:: Task input ::
[Start of Attachment]

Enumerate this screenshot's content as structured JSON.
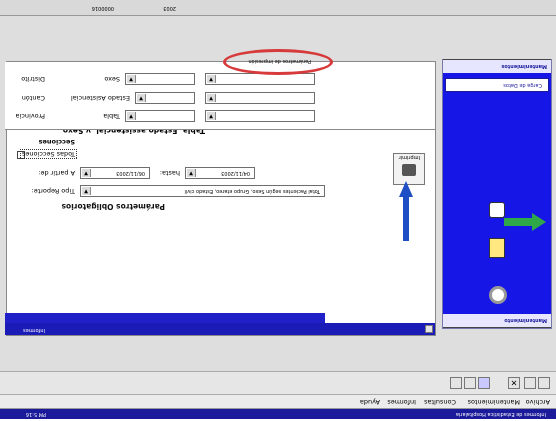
{
  "colors": {
    "titlebar": "#1b1bb8",
    "panel_blue": "#1616e6",
    "header_blue": "#2020c8",
    "status_bar": "#1a1a9a",
    "annotation_red": "#d63a3a",
    "annotation_green": "#2fa84a",
    "annotation_blue": "#1f4fc4"
  },
  "window": {
    "top_title": "Informes"
  },
  "form": {
    "header_title": "Parámetros Obligatorios",
    "tipo_reporte_label": "Tipo Reporte:",
    "tipo_reporte_value": "Total Pacientes según Sexo, Grupo etareo, Estado civil",
    "a_partir_label": "A partir de:",
    "a_partir_value": "06/11/2003",
    "hasta_label": "hasta:",
    "hasta_value": "04/11/2003",
    "print_label": "Imprimir",
    "todas_label": "Todas Secciones",
    "secciones_label": "Secciones",
    "table_title": "Tabla, Estado assistencial, y Sexo",
    "tabla_label": "Tabla",
    "provincia_label": "Provincia",
    "sexo_label": "Sexo",
    "estado_asistencial_label": "Estado Asistencial",
    "canton_label": "Cantón",
    "distrito_label": "Distrito",
    "tab_label": "Parámetros de impresión"
  },
  "left_panel": {
    "header_top": "Mantenimientos",
    "item_1": "Carga de Datos",
    "bottom_label": "Mantenimiento"
  },
  "toolbar": {
    "btn_1": "",
    "btn_2": ""
  },
  "status": {
    "left_text": "Informes de Estadistica Hospitalaria",
    "right_text": "PM 5:16"
  },
  "menu": {
    "items": [
      "Archivo",
      "Mantenimientos",
      "Consultas",
      "Informes",
      "Ayuda"
    ]
  },
  "top_strip": {
    "text_1": "0000016",
    "text_2": "2003"
  }
}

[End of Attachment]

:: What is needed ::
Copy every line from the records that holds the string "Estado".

:: Output of the exercise ::
    "tipo_reporte_value": "Total Pacientes según Sexo, Grupo etareo, Estado civil",
    "table_title": "Tabla, Estado assistencial, y Sexo",
    "estado_asistencial_label": "Estado Asistencial",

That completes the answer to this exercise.